Celan was a Holocaust survivor, his parents and many of his relatives were murdered by the Germans. Much of his work is about bearing witness to this industrialised slaughter and about memorialising the victims. The word 'Holocaust' comes from the Greek and denotes a sacrifice that is "wholly consumed by fire" (OED) so I don't think it is entirely speculative to assume that this is one of the possible types of fire denoted here. This does add a slightly different 'twist' to the preceding list. Throughout Europe the Jewish inhabitants of many cities were required to live in specific areas (ghettos) and the 'islandy' may refer to these. As to 'fallow' the OED tells me that it can also be a colour, similar in hue to withered grass or leaves. To be 'brought in' may be the placement of the Jews in concentration and labour camps.

If we take 'field' out of the agricultural, there are many more possibilities, these seem the most relevant:

Most of Europe during World War II can be thought of as a battlefield but the second possibility might point to the centuries of Jewish learning, both religious and secular, that were eradicated by the Germans.

A hope that is saturated also points two ways, the OED tells me that a hope can also be "a piece of enclosed land e.g. in the midst of fens or marshes or waste land generally" and reminds me that to saturate can also be to overwhelm an enemy by bombing. So this hope could be an island which is surrounded and frequently inundated by water from the surrounding marshes but it can also be hope in the ordinary sense which is destroyed by military action. The branching-off of fate suggests taking another route than the expected one. The life of Jews in Eastern Europe was always precarious, at any time a community could be wiped out by one of the frequent progroms or by more local persecution. However, by 1939 many cities had substantial Jewish populations, Celan was from Czernowitz, a city where Jews made up the largest ethnic or national grouping. So, this might refer to an expectation that the growth and prosperity of the urban Jewish community would continue but that this 'fate' was forced to move in the direction of annihilation instead.

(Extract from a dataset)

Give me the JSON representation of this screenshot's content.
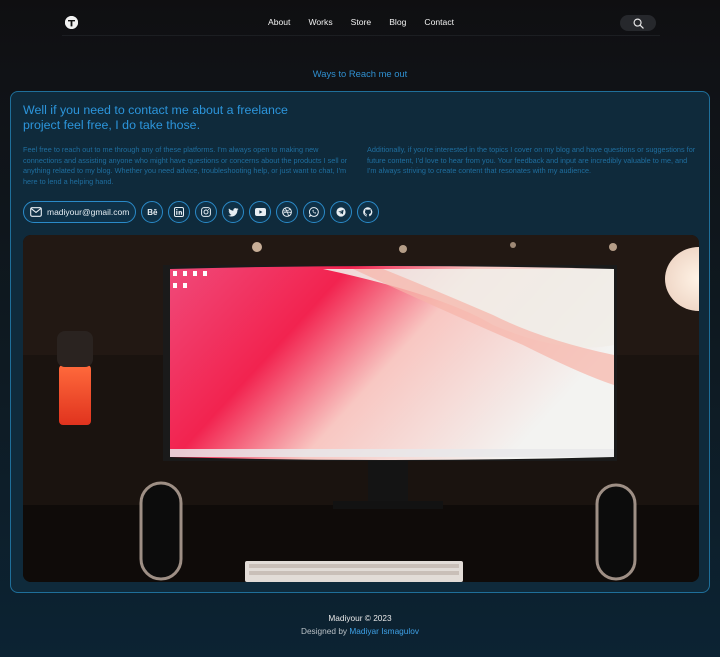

'Moss' has its roots in various European languages but shares a particular definition with Old High German- a bog or a swamp which would seem to fit with the 'inundation' thread. The dead of the Holocaust are often addressed directly and this may be the case here or these specific victims may be Celan's parents who are said to be looking for him but without the power of sight. Some have claimed that Celan was wracked by guilt because of his failure to persuade his parents to flee on the night that the Jews of Czernowitz were rounded up and transported to the camps. This may or may not be the case but it's worth bearing in mind as the likeliest of the 'yous'. The other possibility is that this you may be searching instead or on behalf of the poet. Of course, being blind is not a complete hindrance, it is still possible to locate things by touch although this usually takes much longer.

So, some of the bafflement has been overcome and I hope I've demonstrated that this work is both brilliant and involving. Celan talked about his poems as carrying the potential for an encounter with the reader. I'm not sure that I've achieved this but it certainly seems much closer with both of the above.